### Problem to solve:
Write the lines below out exactly, dropping each picture.

Stored data entries
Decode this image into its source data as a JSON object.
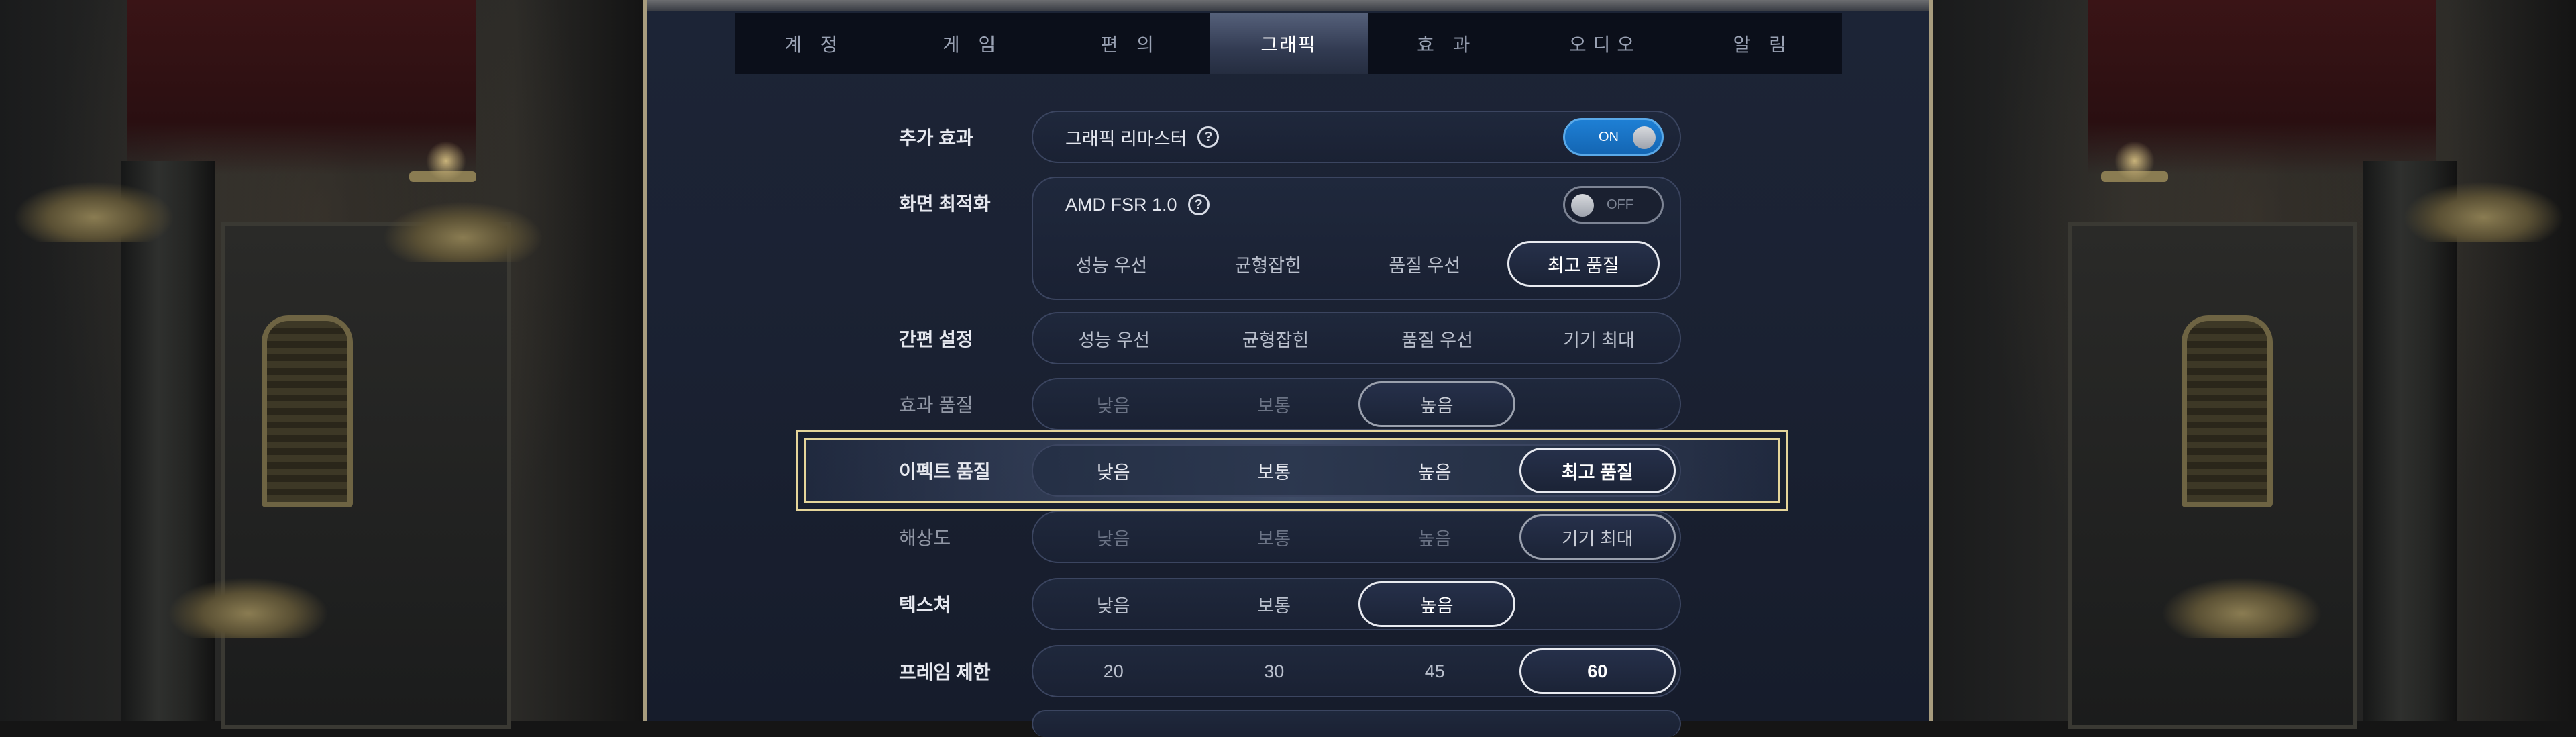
{
  "tabs": [
    "계 정",
    "게 임",
    "편 의",
    "그래픽",
    "효 과",
    "오디오",
    "알 림"
  ],
  "active_tab_index": 3,
  "extra_effects": {
    "label": "추가 효과",
    "option_label": "그래픽 리마스터",
    "help_icon": "?",
    "toggle_state": "ON"
  },
  "screen_optimization": {
    "label": "화면 최적화",
    "option_label": "AMD FSR 1.0",
    "help_icon": "?",
    "toggle_state": "OFF",
    "modes": [
      "성능 우선",
      "균형잡힌",
      "품질 우선",
      "최고 품질"
    ],
    "selected_mode": "최고 품질"
  },
  "quick_settings": {
    "label": "간편 설정",
    "options": [
      "성능 우선",
      "균형잡힌",
      "품질 우선",
      "기기 최대"
    ]
  },
  "effect_quality": {
    "label": "효과 품질",
    "options": [
      "낮음",
      "보통",
      "높음"
    ],
    "selected": "높음"
  },
  "fx_quality": {
    "label": "이펙트 품질",
    "options": [
      "낮음",
      "보통",
      "높음",
      "최고 품질"
    ],
    "selected": "최고 품질"
  },
  "resolution": {
    "label": "해상도",
    "options": [
      "낮음",
      "보통",
      "높음",
      "기기 최대"
    ],
    "selected": "기기 최대"
  },
  "texture": {
    "label": "텍스쳐",
    "options": [
      "낮음",
      "보통",
      "높음"
    ],
    "selected": "높음"
  },
  "frame_limit": {
    "label": "프레임 제한",
    "options": [
      "20",
      "30",
      "45",
      "60"
    ],
    "selected": "60"
  },
  "colors": {
    "accent_blue": "#1466b3",
    "highlight_gold": "#e5d59a",
    "panel_bg": "#1b2233"
  }
}
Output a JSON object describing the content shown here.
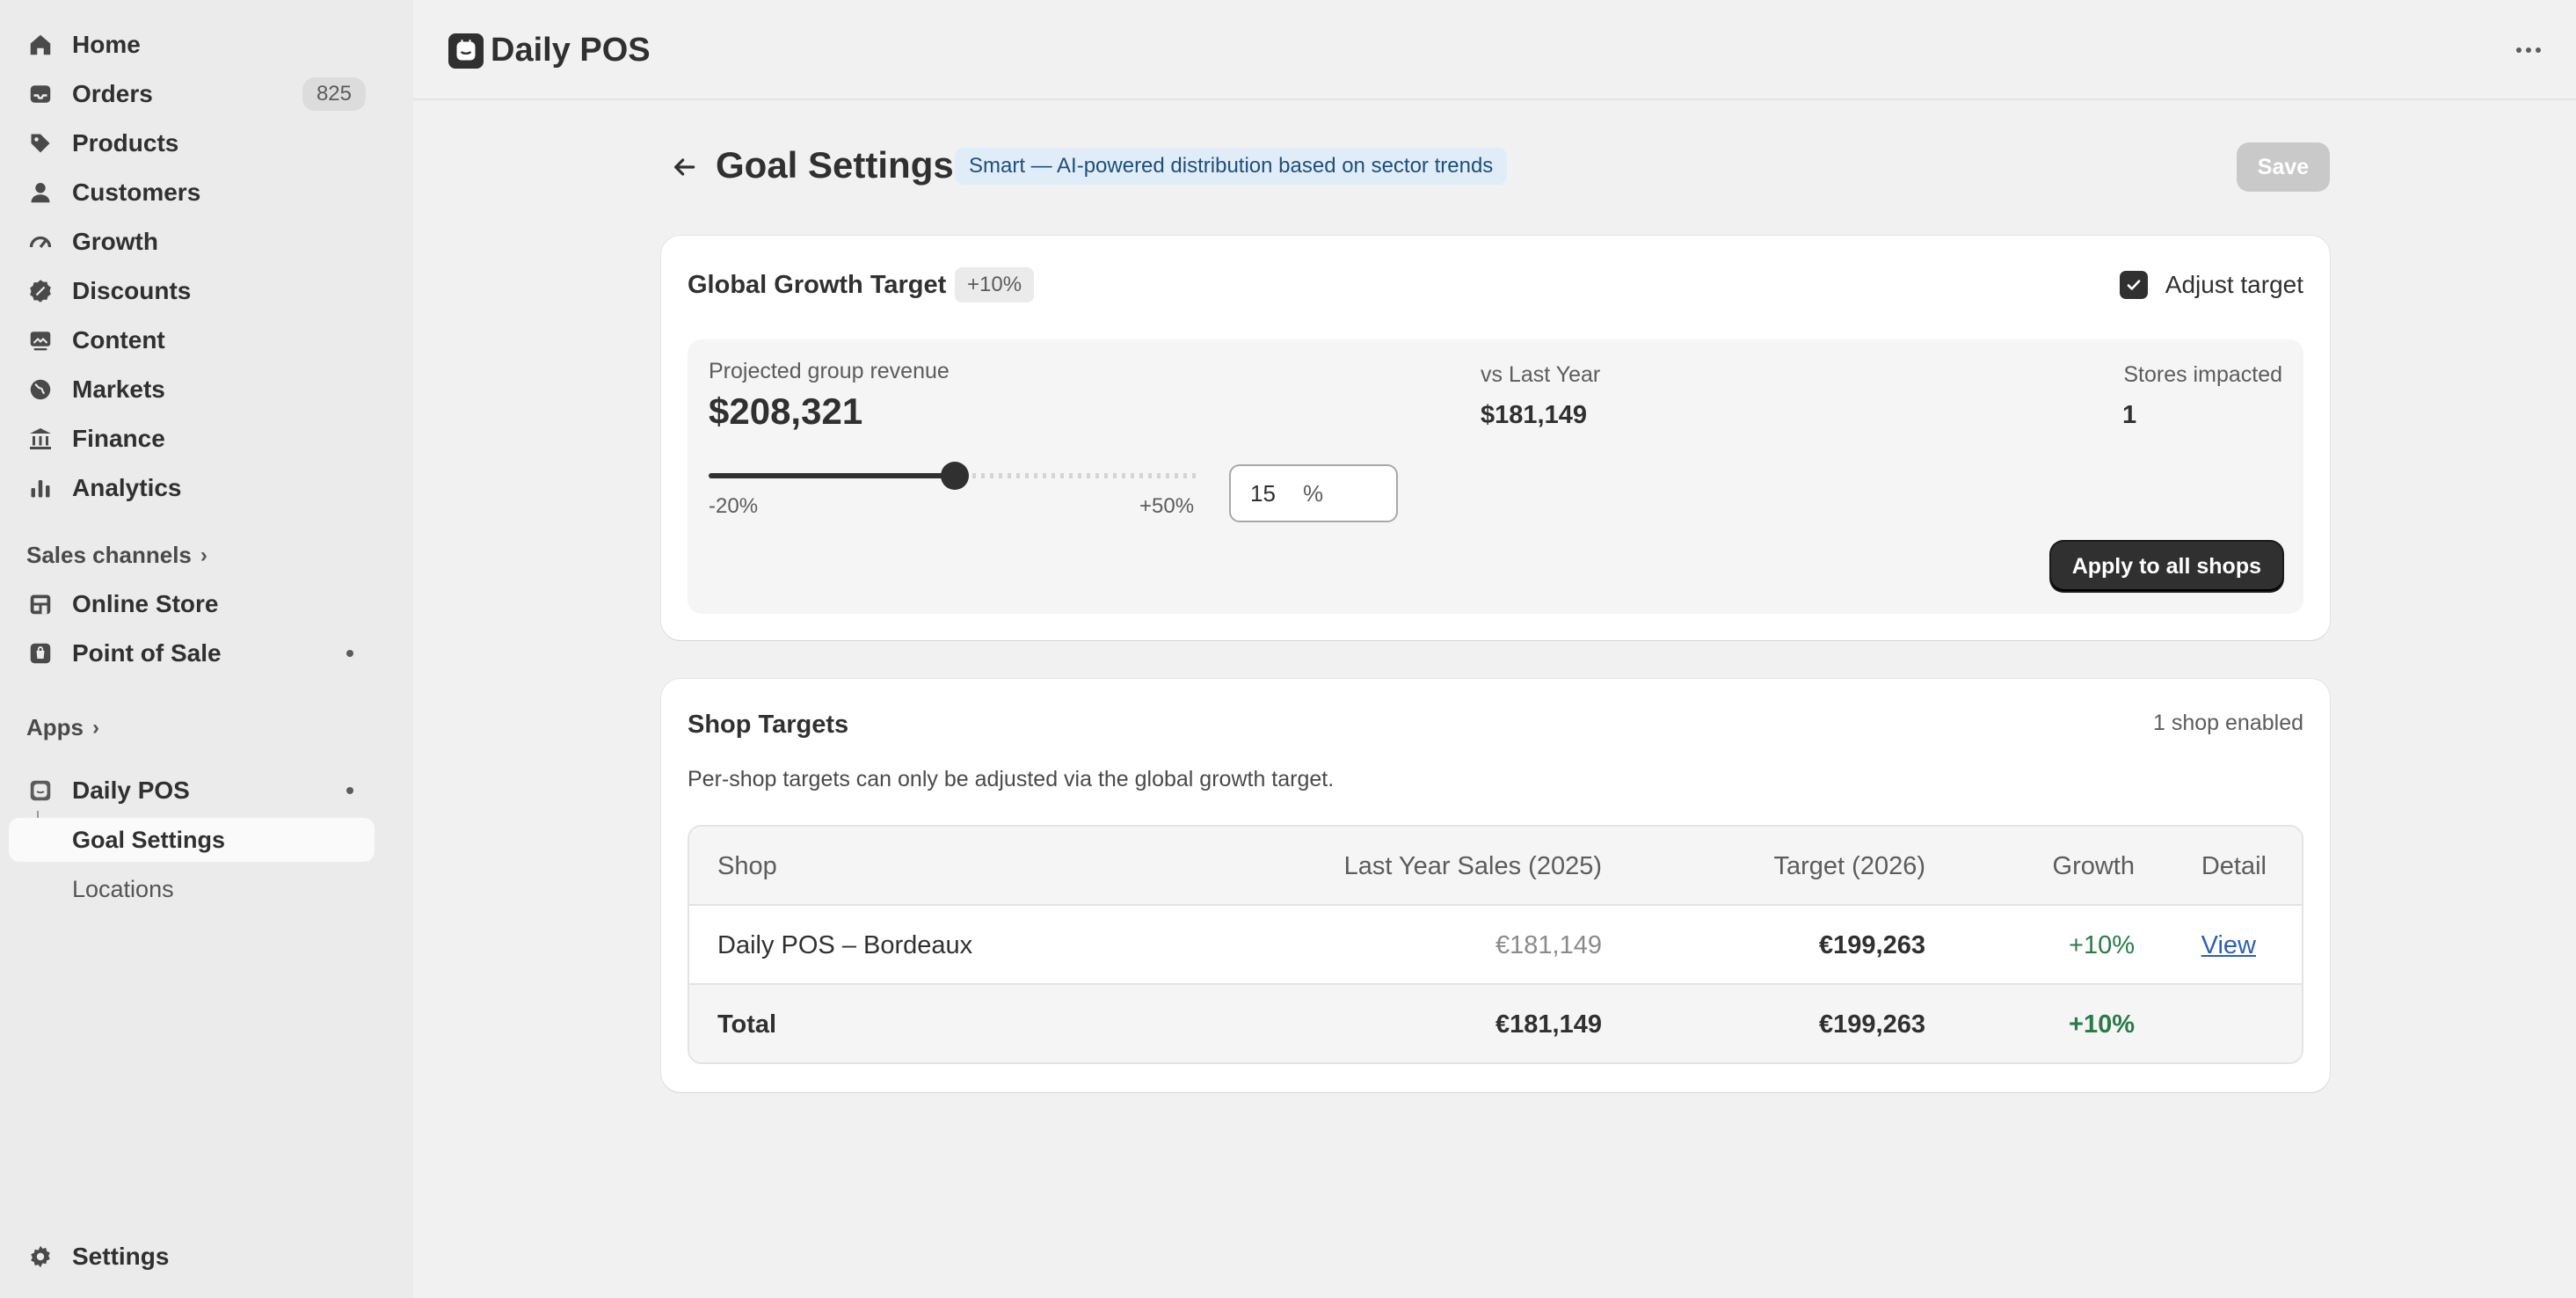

### Written solution:
Decode this image into its source data as a JSON object.
{
  "tabs": [
    "계 정",
    "게 임",
    "편 의",
    "그래픽",
    "효 과",
    "오디오",
    "알 림"
  ],
  "active_tab_index": 3,
  "extra_effects": {
    "label": "추가 효과",
    "option_label": "그래픽 리마스터",
    "help_icon": "?",
    "toggle_state": "ON"
  },
  "screen_optimization": {
    "label": "화면 최적화",
    "option_label": "AMD FSR 1.0",
    "help_icon": "?",
    "toggle_state": "OFF",
    "modes": [
      "성능 우선",
      "균형잡힌",
      "품질 우선",
      "최고 품질"
    ],
    "selected_mode": "최고 품질"
  },
  "quick_settings": {
    "label": "간편 설정",
    "options": [
      "성능 우선",
      "균형잡힌",
      "품질 우선",
      "기기 최대"
    ]
  },
  "effect_quality": {
    "label": "효과 품질",
    "options": [
      "낮음",
      "보통",
      "높음"
    ],
    "selected": "높음"
  },
  "fx_quality": {
    "label": "이펙트 품질",
    "options": [
      "낮음",
      "보통",
      "높음",
      "최고 품질"
    ],
    "selected": "최고 품질"
  },
  "resolution": {
    "label": "해상도",
    "options": [
      "낮음",
      "보통",
      "높음",
      "기기 최대"
    ],
    "selected": "기기 최대"
  },
  "texture": {
    "label": "텍스쳐",
    "options": [
      "낮음",
      "보통",
      "높음"
    ],
    "selected": "높음"
  },
  "frame_limit": {
    "label": "프레임 제한",
    "options": [
      "20",
      "30",
      "45",
      "60"
    ],
    "selected": "60"
  },
  "colors": {
    "accent_blue": "#1466b3",
    "highlight_gold": "#e5d59a",
    "panel_bg": "#1b2233"
  }
}
Output a JSON object describing the content shown here.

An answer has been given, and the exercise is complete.